By Dr. Candice McQueen, Tennessee Commissioner of Education
Serving as an education commissioner is an honor of a lifetime. But, serving for the state of Tennessee under Governor Bill Haslam has been remarkable. Simply put, this is because Tennessee is the best state in the country and Bill Haslam has been the best governor in the country – and he’s been so in many areas, but especially in education.
Here’s why: Everyone can get behind preparing more students for college and the workforce. Everyone can agree more students need to be successful. But, not everyone makes good and often hard decisions about how to do this – and then works tirelessly to align resources, policy, and practices to make it happen. All of these key decisions start at the top. I am thankful every day that we have had a governor that made decisions that were always about people and outcomes, not about politics.
Just four years ago in 2015, we embarked together on a new strategic plan, Tennessee Succeeds, amid several monumental transitions that were already moving forward – phasing out the $500 million Race to the Top support, eliminating the Common Core Standards while reviewing and implementing new standards, creating Tennessee-specific end of year assessments, and the unexpected but welcome substitution of No Child Left Behind with the Every Student Succeeds Act. Even as we have been making these significant transitions, so much more has been accomplished through our vision in Tennessee Succeeds.
This year, our students again set record highs: new high ACT score (20.2) coupled with a new high participation rate (97%); more students took AP exams and more students earned a 3 or higher – giving them credit for college; and high school graduates maintained our record graduation rate (89.1%). For the first time in years, we saw growth in students’ literacy skills in the early grades – pointing to some initial successes with our Read to be Ready work – and again students enrolled in our Read to be Ready summer camps showed statistically significant growth.
Over the past few years, Tennessee students have solidified our status as one of the fastest improving states in the nation, reaching new milestones in science, and in the past year researchers from Stanford to Georgetown have noted our progress as standing out from the pack. For the first time, this year we earned an “A” on our standards and rigor of our test – bringing us full circle from the “F” we earned a decade ago. We were named as a state that has closed the “honesty gap” on our state test, and Tennessee was pointed out in yet another study as the only state that has raised expectations and seen student progress at the same time.
All of this has resulted in real changes for students and teachers.

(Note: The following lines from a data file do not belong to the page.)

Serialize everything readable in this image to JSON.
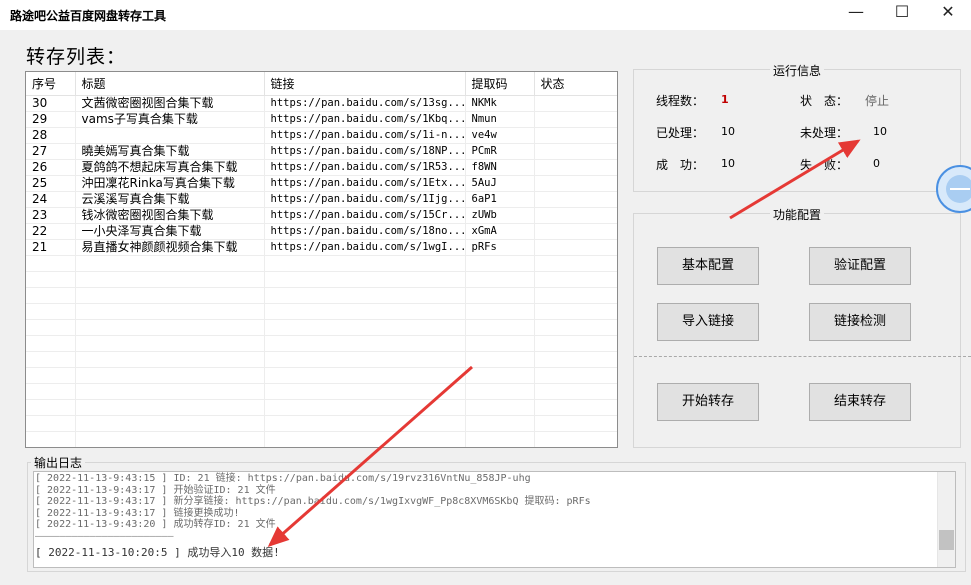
{
  "window": {
    "title": "路途吧公益百度网盘转存工具",
    "controls": {
      "minimize": "—",
      "maximize": "☐",
      "close": "✕"
    }
  },
  "list": {
    "title": "转存列表：",
    "columns": [
      "序号",
      "标题",
      "链接",
      "提取码",
      "状态"
    ],
    "rows": [
      {
        "id": "30",
        "title": "文茜微密圈视图合集下载",
        "link": "https://pan.baidu.com/s/13sg...",
        "code": "NKMk",
        "status": ""
      },
      {
        "id": "29",
        "title": "vams子写真合集下载",
        "link": "https://pan.baidu.com/s/1Kbq...",
        "code": "Nmun",
        "status": ""
      },
      {
        "id": "28",
        "title": "",
        "link": "https://pan.baidu.com/s/1i-n...",
        "code": "ve4w",
        "status": ""
      },
      {
        "id": "27",
        "title": "曉美嫣写真合集下载",
        "link": "https://pan.baidu.com/s/18NP...",
        "code": "PCmR",
        "status": ""
      },
      {
        "id": "26",
        "title": "夏鸽鸽不想起床写真合集下载",
        "link": "https://pan.baidu.com/s/1R53...",
        "code": "f8WN",
        "status": ""
      },
      {
        "id": "25",
        "title": "沖田凜花Rinka写真合集下载",
        "link": "https://pan.baidu.com/s/1Etx...",
        "code": "5AuJ",
        "status": ""
      },
      {
        "id": "24",
        "title": "云溪溪写真合集下载",
        "link": "https://pan.baidu.com/s/1Ijg...",
        "code": "6aP1",
        "status": ""
      },
      {
        "id": "23",
        "title": "钱冰微密圈视图合集下载",
        "link": "https://pan.baidu.com/s/15Cr...",
        "code": "zUWb",
        "status": ""
      },
      {
        "id": "22",
        "title": "一小央泽写真合集下载",
        "link": "https://pan.baidu.com/s/18no...",
        "code": "xGmA",
        "status": ""
      },
      {
        "id": "21",
        "title": "易直播女神颜颜视频合集下载",
        "link": "https://pan.baidu.com/s/1wgI...",
        "code": "pRFs",
        "status": ""
      }
    ]
  },
  "run_info": {
    "legend": "运行信息",
    "threads_label": "线程数：",
    "threads_value": "1",
    "state_label": "状　态：",
    "state_value": "停止",
    "processed_label": "已处理：",
    "processed_value": "10",
    "unprocessed_label": "未处理：",
    "unprocessed_value": "10",
    "success_label": "成　功：",
    "success_value": "10",
    "fail_label": "失　败：",
    "fail_value": "0"
  },
  "config": {
    "legend": "功能配置",
    "basic_config": "基本配置",
    "verify_config": "验证配置",
    "import_links": "导入链接",
    "check_links": "链接检测",
    "start_transfer": "开始转存",
    "end_transfer": "结束转存"
  },
  "log": {
    "legend": "输出日志",
    "lines": [
      "[ 2022-11-13-9:43:15 ] ID: 21 链接: https://pan.baidu.com/s/19rvz316VntNu_858JP-uhg",
      "[ 2022-11-13-9:43:17 ] 开始验证ID: 21 文件",
      "[ 2022-11-13-9:43:17 ] 新分享链接: https://pan.baidu.com/s/1wgIxvgWF_Pp8c8XVM6SKbQ 提取码: pRFs",
      "[ 2022-11-13-9:43:17 ] 链接更换成功!",
      "[ 2022-11-13-9:43:20 ] 成功转存ID: 21 文件"
    ],
    "separator": "———————————————————————",
    "final_line": "[ 2022-11-13-10:20:5 ] 成功导入10 数据!"
  },
  "colors": {
    "accent_red": "#e53935",
    "threads_red": "#c00000"
  }
}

We have new, Tennessee-specific standards that our teachers and students are digging into each day. Now, 40% more students are in career and technical education pathways than there were in 2015, and more than 80% of high school students are taking career and technical education classes. All students now get to participate in a free ACT retake option during the school day. More students are graduating college, transitioning to college, and being successful when they get there. We have also prioritized investing in teacher salaries – with annual investments in this area. Since 2011, we have invested $500 million in teacher salaries as part of a $1.5 billion increase in education funding – record investments for our state.
During the last few years, we have also made meaningful improvements in state policy in areas like school improvement, where we have learned from the work of the Achievement School District and district iZones to build out new evidence-based options, such as the Partnership Network model, that can support district success. And, we have continued to work to ensure our evaluation system is one that is helping educators grow in their profession – and our educator survey has shown us that educators have increasingly felt that the evaluation process is strengthening their teaching.
None of this was easy – and it won’t get easier any time soon. But it is so worth it.
While it is bittersweet to announce my decision to leave, I am excited to now serve as the head of a national organization that has worked to support schools’ human capital by elevating all components of teacher and leader effectiveness. It is equally exciting to be able to move NIET’s base operations to Tennessee as we serve states, districts, and schools across the country.
Teachers and principals, you are and have always been the reason we are growing faster than other states. I see how your expectations for yourselves and for your students inspire you to keep developing and growing. Your willingness to keep learning, partnering, and pushing beyond what you may think is possible has been the birth of our growing success in Tennessee. It is more important than ever to keep going. This work is not easy and moving to the expectations we have set is not for the faint-hearted. It takes focus, courage, and resiliency. I want you to know that my greatest disappointments have been when our failings discouraged you and hindered our collective efforts or engendered distrust. While sometimes hard to appreciate, history tells us that our failings move us closer to success if we listen, learn, regroup and grow. This is what we are doing with all humility and expectation for rebuilding trust and respect. Thank you for your patience with us.
Please also know that you and your students have also been the source of my greatest joys. There is no greater success than student success – and I have seen it every day all across the state. Thank you for never forgetting that our collective success is only as sure and strong as the success of each and every student.
I cannot wait to see what you accomplish in the years to come. Please know that I will be in this work with you and supporting your success in every way I can.
To see more of Tennessee’s accomplishments over the past four years and highlights from Commissioner McQueen’s career, click here.